▶ What you will do: Your response should contain every line from the data below that holds the string "body".

▶ Collected data:
------------------------------------------------------------------------

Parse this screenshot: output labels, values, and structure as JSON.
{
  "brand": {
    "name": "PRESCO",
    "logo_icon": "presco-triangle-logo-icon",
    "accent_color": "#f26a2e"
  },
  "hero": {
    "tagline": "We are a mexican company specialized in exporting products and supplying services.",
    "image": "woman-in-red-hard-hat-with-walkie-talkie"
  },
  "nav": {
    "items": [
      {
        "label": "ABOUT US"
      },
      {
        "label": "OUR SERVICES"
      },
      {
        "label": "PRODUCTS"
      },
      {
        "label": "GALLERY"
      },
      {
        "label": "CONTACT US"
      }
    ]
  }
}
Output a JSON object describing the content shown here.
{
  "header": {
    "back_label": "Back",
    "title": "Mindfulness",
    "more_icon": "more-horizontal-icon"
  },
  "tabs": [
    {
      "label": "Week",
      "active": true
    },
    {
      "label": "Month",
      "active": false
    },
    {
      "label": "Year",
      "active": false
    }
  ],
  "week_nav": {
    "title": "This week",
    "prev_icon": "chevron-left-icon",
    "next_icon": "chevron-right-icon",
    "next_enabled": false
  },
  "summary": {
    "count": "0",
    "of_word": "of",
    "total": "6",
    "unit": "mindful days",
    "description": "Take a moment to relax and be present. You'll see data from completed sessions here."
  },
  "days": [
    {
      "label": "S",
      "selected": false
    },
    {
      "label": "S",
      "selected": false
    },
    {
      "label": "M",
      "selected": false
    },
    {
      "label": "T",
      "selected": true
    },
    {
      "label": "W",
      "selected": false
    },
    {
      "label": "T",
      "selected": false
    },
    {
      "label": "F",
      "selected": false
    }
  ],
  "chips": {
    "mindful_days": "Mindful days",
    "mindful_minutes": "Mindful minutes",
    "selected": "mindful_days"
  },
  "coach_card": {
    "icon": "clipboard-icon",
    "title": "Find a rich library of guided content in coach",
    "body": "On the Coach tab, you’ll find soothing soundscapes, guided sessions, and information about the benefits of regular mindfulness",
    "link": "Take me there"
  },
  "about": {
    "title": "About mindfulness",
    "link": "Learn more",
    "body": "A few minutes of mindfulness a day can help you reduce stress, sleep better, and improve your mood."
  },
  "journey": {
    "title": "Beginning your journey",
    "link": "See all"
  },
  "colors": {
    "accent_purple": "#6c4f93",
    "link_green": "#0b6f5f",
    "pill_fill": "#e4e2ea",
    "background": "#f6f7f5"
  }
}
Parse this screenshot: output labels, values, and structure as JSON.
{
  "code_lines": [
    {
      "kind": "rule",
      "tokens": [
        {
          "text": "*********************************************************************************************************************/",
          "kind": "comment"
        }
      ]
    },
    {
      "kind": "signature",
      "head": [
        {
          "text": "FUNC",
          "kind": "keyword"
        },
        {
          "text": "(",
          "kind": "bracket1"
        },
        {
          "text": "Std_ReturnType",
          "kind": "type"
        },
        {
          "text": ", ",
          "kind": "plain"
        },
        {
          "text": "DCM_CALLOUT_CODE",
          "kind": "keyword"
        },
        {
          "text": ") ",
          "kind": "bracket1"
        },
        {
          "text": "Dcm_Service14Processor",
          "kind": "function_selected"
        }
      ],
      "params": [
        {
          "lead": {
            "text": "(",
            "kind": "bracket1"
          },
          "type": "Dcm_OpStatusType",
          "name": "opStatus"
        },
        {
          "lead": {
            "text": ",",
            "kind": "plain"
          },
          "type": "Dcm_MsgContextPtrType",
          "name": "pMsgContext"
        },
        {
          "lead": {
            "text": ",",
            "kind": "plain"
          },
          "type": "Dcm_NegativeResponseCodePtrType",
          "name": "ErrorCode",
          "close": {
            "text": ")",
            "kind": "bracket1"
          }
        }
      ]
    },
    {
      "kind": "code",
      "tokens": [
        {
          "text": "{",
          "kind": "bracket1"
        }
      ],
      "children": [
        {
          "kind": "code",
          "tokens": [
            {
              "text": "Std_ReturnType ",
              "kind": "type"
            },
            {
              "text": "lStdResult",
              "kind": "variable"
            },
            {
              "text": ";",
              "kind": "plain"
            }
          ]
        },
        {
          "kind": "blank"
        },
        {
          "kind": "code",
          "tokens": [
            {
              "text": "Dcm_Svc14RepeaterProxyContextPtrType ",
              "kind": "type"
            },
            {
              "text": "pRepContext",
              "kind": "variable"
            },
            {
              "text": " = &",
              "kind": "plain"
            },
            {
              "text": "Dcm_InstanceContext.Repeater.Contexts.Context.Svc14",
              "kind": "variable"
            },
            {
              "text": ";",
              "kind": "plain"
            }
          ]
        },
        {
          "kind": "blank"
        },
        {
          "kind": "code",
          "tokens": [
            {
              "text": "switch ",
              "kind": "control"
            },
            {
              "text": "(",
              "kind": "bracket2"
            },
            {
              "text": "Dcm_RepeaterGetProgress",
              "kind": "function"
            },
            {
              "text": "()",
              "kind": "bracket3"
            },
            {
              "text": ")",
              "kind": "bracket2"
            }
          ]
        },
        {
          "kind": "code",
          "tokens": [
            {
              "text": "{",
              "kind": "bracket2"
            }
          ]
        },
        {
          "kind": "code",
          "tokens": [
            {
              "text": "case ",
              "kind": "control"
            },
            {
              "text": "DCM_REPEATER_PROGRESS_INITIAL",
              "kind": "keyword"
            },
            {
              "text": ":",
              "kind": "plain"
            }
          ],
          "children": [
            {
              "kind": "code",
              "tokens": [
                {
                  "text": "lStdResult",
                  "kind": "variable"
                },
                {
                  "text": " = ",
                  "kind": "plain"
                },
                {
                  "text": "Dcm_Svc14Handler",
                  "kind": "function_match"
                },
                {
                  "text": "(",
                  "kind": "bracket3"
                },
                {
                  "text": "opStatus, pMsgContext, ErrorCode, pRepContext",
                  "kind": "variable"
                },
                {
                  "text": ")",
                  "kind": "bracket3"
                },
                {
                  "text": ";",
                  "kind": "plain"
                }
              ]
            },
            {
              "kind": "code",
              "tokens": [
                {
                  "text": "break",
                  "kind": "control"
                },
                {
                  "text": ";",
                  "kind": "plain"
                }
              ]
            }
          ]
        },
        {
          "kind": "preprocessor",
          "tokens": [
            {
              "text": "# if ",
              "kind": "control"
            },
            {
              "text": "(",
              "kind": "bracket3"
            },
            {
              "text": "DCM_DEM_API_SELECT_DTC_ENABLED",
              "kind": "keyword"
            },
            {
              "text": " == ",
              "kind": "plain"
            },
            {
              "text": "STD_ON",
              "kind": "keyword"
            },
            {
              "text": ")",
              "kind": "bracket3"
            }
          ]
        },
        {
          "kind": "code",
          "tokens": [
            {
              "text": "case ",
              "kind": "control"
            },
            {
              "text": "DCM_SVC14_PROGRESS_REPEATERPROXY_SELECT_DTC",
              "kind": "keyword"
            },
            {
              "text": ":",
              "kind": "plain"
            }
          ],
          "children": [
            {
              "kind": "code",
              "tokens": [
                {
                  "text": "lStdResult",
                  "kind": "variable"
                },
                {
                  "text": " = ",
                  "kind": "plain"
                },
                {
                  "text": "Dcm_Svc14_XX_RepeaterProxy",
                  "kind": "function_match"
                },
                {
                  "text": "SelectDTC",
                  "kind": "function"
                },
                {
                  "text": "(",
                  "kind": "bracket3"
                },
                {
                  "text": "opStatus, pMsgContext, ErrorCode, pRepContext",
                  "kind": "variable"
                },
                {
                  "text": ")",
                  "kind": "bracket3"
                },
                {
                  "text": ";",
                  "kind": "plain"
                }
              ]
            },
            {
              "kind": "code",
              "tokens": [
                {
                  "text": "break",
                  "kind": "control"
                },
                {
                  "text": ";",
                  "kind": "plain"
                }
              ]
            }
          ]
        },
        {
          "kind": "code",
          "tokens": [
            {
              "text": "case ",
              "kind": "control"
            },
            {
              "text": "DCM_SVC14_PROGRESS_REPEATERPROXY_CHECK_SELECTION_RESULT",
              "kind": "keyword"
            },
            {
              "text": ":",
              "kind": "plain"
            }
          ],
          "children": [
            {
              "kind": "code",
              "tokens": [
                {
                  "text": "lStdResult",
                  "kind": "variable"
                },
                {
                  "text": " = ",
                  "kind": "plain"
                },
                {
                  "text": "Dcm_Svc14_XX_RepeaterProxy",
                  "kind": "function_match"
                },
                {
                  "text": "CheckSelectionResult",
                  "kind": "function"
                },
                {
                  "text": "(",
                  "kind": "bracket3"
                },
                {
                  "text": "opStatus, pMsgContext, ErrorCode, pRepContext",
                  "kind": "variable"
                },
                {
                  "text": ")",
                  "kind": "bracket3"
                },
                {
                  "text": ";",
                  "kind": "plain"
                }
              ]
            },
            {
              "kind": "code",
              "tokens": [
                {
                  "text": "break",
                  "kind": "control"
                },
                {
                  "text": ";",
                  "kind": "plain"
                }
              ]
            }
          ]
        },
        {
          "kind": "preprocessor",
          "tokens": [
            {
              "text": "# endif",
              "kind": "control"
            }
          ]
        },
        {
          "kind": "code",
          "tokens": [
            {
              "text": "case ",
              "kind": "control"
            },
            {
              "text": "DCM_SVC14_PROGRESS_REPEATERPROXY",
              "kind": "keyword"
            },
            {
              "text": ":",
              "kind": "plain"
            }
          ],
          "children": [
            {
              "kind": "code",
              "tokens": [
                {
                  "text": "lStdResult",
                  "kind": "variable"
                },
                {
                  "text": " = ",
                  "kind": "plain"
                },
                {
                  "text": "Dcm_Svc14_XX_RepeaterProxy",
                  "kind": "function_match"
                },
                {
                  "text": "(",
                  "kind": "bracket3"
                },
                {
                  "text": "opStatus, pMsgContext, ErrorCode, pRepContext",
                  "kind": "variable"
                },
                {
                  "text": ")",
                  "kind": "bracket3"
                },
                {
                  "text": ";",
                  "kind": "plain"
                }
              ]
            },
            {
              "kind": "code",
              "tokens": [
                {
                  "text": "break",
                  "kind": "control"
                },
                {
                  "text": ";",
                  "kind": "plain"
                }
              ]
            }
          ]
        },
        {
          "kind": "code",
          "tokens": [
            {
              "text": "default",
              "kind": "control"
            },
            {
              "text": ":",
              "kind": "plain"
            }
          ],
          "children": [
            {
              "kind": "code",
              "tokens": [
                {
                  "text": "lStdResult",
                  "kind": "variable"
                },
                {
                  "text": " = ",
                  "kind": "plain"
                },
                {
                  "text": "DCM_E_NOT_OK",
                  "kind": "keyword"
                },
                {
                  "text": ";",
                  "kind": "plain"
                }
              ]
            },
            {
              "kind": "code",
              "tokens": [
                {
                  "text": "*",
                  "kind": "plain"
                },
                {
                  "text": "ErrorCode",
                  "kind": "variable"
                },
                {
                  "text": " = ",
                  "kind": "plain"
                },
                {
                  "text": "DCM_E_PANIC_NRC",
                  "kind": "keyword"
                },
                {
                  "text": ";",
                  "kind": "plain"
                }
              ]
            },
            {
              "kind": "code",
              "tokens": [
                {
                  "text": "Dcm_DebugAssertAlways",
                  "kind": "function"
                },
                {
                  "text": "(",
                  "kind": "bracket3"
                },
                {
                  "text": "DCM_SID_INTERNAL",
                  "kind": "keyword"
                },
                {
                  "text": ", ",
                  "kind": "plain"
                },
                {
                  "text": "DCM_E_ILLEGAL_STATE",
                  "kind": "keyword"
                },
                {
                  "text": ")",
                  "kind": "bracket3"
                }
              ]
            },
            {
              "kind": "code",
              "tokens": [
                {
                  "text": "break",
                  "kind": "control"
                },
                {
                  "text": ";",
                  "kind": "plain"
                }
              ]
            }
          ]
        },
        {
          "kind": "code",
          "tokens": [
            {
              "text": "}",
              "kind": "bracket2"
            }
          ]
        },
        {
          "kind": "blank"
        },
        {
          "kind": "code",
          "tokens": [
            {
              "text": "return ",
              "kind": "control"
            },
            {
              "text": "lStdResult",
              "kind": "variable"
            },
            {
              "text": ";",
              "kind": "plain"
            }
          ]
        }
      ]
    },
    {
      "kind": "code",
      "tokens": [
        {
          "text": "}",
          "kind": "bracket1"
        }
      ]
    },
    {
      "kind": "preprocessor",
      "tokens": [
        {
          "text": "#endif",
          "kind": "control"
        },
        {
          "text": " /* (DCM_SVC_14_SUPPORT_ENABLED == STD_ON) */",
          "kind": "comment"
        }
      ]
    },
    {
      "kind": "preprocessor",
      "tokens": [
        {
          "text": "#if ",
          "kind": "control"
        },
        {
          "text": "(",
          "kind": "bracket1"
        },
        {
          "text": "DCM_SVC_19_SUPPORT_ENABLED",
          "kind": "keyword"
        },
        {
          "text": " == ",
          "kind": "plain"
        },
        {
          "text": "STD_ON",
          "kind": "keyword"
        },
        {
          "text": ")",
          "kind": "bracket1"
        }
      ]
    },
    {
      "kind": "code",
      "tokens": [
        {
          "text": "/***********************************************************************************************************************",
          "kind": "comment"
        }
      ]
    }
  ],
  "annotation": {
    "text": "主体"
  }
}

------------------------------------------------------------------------

▶ Task result:
    "body": "On the Coach tab, you’ll find soothing soundscapes, guided sessions, and information about the benefits of regular mindfulness",
    "body": "A few minutes of mindfulness a day can help you reduce stress, sleep better, and improve your mood."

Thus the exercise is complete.